Burley House was originally built in the 16th century by Sir John Harrington and it was later owned by George Villiers, the notorious Duke of Buckingham.
Here it was that the tiny Jeffery Hudson, the Rutland Dwarf, leapt out of a pie to the delight of Charles I.
It was destroyed by Cromwell's army and the present house was completed in 1700, and converted into apartments in the 1990s.
Holy Cross Church, restored in the 19th century, has traces of Norman work. It is now in the care of the Churches Conservation Trust.
On the Village Green is a smithy, referred to in the poem "Under the Spreading Chestnut Tree". It was a feature of Cherry Blossom shoe polish advertisements.
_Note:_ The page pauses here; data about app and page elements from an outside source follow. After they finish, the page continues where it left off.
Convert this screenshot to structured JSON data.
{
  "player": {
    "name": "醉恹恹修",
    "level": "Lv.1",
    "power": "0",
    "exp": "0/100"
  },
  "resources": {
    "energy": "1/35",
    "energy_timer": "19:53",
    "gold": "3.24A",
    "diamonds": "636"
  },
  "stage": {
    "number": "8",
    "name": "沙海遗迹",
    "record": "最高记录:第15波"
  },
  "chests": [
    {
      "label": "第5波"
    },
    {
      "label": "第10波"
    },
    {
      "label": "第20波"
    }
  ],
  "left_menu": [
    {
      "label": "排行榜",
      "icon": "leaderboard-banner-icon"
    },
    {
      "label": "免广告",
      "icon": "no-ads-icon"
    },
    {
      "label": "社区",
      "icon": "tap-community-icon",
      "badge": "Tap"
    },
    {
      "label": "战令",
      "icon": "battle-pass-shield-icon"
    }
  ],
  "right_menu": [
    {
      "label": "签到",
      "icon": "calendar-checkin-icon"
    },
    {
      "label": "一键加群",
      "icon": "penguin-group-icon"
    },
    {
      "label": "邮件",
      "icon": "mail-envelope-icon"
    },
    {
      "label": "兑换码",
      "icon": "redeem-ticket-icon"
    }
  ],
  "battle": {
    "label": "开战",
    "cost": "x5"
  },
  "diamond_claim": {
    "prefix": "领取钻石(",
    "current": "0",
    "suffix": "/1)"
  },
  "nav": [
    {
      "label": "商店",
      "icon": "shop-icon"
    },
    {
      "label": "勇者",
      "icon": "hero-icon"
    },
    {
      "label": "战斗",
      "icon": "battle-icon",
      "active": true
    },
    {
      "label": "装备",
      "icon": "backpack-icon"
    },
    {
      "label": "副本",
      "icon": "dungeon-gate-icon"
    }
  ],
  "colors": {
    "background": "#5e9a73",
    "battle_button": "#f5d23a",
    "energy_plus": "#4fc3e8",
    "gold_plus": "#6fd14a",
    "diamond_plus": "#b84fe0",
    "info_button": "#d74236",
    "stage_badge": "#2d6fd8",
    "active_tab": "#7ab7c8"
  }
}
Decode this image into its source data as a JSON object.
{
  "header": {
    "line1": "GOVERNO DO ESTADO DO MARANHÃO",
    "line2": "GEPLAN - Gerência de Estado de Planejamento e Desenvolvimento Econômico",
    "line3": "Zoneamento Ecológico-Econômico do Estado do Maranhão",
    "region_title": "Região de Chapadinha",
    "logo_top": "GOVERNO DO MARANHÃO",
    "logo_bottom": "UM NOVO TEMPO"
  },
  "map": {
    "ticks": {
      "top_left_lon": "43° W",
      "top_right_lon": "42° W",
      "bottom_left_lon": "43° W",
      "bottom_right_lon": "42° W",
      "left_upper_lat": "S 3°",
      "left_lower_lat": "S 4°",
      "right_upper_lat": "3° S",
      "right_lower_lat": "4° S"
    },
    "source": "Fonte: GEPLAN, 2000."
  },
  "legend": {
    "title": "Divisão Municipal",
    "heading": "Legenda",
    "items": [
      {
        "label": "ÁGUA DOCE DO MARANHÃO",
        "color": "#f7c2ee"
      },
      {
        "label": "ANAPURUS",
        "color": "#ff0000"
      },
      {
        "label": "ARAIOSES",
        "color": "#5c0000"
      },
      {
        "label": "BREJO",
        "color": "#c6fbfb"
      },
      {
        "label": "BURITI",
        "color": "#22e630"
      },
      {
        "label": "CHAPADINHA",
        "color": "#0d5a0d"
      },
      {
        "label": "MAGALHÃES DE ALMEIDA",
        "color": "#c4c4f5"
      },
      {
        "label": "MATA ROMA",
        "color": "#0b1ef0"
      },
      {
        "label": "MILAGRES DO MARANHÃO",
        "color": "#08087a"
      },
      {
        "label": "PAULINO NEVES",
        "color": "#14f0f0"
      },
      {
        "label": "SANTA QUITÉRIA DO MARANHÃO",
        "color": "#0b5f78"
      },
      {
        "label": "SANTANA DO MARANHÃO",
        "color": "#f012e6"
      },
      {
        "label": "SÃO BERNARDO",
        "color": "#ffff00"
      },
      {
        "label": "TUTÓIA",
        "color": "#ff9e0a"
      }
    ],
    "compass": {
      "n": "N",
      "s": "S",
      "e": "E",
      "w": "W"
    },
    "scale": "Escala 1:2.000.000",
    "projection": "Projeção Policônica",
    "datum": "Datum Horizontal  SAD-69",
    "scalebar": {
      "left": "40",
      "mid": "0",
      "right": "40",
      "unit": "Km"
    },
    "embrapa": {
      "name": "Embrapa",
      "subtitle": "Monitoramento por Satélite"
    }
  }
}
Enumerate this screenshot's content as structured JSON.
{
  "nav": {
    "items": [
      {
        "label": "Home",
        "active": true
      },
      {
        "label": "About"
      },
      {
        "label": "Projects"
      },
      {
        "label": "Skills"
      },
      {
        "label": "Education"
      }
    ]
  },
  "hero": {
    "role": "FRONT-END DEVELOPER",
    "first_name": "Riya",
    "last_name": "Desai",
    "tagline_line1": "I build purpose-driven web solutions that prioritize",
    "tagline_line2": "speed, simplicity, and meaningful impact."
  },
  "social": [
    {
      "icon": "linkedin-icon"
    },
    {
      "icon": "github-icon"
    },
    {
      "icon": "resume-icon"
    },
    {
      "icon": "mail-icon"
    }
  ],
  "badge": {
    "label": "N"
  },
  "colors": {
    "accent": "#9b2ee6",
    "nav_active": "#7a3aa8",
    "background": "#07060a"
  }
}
Outside the present village are the earthworks of Mount Alstoe, an Anglo-Saxon moot (meeting place) which was converted into a motte and bailey castle.